To ask someone to be objective is the same as asking to avoid being human. How can we fully experience the world if we try to strip away or hide a large part of who we are?
Anytime we think we are making objective decisions we are just lying to ourselves. So, what if instead of trying in vain to be objective, we acknowledge our subjectivity?
Even more, we explore it. Through introspection, we shift our attention from the known to the knower, from the observed to the observer.
“We see the world not as it is, but as we are.” ― Anaïs Nin
If you struggle to get a sense of the reality in which you live, it may be worth to turn your focus inside.
Who do I serve?
Last week, during a compelling conversation with a dear friend, this question came up for me.
This is not an easy question yet I feel it is a fundamental one.
We all live and work in this tension between our inner purpose, needs, desire and the purpose, needs and desire of the world outside.
At the beginning I thought that I should be able to sacrifice my own needs for a greater good; to move from ego to eco. But then I realised that the answer was coming from my desire of feeling one of the good ones.
My second stage of this self-inquiry brought me back to the self. To serve others, I must serve myself first. So, through serving myself, I will be able to serve others.
Still, I wasn’t satisfied. Why does it have to be either/or? What if it’s an and? What if I can serve both myself and others at the same time? But how is this possible? What does it mean when my purpose and the purpose of others is different? Should I dedicate myself only to causes that are aligned with my own needs and desires?
Something was missing so I kept exploring, and then I read this sentence from Rupert Spira: “If we understand and feel that every animal, person and object is our very own self, we cannot go wrong.”

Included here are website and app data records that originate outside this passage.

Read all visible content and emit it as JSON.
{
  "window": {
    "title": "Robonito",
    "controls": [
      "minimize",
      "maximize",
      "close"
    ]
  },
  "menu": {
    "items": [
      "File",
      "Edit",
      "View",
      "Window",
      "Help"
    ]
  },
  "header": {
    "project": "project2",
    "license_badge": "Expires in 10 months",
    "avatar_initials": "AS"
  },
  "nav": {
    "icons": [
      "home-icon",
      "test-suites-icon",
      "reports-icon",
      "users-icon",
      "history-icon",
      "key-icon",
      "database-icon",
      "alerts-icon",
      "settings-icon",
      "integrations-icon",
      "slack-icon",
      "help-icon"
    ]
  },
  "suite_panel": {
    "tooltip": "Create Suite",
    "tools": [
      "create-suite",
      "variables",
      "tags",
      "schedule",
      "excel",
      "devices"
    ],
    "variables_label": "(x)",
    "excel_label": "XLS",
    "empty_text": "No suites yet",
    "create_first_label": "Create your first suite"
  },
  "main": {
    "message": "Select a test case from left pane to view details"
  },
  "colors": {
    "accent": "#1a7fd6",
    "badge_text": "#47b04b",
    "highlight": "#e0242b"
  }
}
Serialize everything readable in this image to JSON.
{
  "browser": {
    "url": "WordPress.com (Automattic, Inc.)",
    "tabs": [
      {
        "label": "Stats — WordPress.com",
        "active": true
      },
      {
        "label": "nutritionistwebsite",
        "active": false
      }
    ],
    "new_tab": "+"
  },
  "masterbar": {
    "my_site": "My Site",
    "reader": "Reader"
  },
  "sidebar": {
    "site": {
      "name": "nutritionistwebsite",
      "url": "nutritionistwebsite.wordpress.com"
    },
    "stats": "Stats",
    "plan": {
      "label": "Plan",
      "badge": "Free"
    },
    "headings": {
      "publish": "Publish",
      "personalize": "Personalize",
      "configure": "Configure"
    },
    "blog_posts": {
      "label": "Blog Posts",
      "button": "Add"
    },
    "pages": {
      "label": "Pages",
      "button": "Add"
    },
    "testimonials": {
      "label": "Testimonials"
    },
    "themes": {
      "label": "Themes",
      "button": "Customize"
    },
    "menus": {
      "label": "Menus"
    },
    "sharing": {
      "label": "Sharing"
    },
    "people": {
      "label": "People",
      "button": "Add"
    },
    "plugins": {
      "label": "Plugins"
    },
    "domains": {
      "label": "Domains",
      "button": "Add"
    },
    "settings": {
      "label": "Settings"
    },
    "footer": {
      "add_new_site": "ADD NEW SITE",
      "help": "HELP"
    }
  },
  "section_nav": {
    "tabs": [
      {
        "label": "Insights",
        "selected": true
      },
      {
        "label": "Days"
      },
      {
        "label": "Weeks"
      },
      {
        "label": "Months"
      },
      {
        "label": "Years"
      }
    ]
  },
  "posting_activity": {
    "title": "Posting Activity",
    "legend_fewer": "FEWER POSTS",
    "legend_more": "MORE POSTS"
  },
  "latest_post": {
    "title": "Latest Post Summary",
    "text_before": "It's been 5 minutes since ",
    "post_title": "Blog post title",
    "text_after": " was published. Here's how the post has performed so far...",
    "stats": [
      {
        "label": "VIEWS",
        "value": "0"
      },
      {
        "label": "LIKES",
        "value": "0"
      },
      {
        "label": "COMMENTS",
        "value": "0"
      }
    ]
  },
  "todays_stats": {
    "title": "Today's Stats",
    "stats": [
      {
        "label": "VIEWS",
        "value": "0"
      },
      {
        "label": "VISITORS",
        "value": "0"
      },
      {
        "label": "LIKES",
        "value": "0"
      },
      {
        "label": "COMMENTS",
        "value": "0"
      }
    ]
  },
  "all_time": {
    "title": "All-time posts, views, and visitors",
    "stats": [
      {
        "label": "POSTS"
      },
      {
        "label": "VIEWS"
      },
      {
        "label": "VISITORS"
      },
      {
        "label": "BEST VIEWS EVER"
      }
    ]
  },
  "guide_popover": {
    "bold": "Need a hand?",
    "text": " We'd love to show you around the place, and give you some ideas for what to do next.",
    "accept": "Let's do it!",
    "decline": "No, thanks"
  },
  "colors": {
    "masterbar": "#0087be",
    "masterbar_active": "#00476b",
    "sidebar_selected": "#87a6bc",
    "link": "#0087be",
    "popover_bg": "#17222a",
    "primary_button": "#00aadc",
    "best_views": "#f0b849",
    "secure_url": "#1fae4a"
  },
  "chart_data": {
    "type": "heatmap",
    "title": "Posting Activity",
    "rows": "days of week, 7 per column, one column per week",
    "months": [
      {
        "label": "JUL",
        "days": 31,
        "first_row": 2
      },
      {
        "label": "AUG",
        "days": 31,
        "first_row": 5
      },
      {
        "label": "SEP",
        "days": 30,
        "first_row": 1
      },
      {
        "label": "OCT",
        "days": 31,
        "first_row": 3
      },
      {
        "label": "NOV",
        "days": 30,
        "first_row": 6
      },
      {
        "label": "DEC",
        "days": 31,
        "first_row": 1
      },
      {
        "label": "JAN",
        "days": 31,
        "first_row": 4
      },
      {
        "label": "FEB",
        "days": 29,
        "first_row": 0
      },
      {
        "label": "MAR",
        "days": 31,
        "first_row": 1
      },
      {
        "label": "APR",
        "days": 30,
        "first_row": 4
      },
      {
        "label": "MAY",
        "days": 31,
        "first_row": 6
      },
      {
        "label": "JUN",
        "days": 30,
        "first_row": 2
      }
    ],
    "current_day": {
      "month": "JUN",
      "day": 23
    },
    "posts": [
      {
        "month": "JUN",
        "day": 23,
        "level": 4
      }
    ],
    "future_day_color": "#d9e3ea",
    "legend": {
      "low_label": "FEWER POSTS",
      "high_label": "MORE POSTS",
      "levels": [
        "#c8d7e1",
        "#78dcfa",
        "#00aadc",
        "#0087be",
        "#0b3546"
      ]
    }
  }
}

If I remove the boundaries between myself and others, that tension disappear. It’s no more about helping one or another. It’s about serving a higher vision. One the goes beyond this tension.
Rupert Spira wrote that “love is the experience of that oneness of being.”
Then the way forward is through love. Or, as Saint Augustine said:
‘Love, and do whatever you want!’
Every morning I do this small ritual using the Be The Change cards.
I sit down with my eyes closed, and I shuffle the cards.
The intent for this ritual changes every day; an inspiration for my writing, a new perspective about something that it’s stuck in mind, or just an idea to kick off the day meaningfully. Then I pick a card, and I let it sink in my awareness for a few seconds.
This morning I went through my ritual as usual with the intent to find inspiration for this post.
But I while I was observing the card that I picked — Deepening into own wisdom — I realised that I chose two cards. There was another one stuck behind.
As you can see in the picture above, the second card has the word “Soul”.
The invitation from the cards is so vivid and compelling that I don’t think there is much I can add.
More and more in the last months, I’m becoming aware that my path to wisdom is taking me beyond my mind, my knowledge or my understanding.
It is a journey of the soul and into the soul.
“It’s the heart that knows the path. The mind is just there to organise the steps.” — Jeff Brown
“Render unto Caesar the things that are Caesar’s, and unto God the things that are God’s.”
According to the gospels, the one above is the sentence that Jesus used to answer to someone asking if it was lawful for Jews to pay taxes to Roman’s empire.
Where I grew up, this sentence was often used to explain that spirituality and reality are two different worlds. On one side the real world, made of matter, in which we live. And above that the realm of the soul.
I thought spirituality was a journey of elevation.
And that same thought pushed me away from any spiritual work for a very long time. I couldn’t handle that fracture anymore. I couldn’t understand the kind of spiritual schizophrenia of people praying for love and acting with hate.
It took me years, a lot of falls and some inspired teachers to find my way.
Now I know that my spiritual journey is one of integration.
“Or music heard so deeply
That it is not heard at all, but you are the music
While the music lasts.” ― T S Eliot, Four Quartets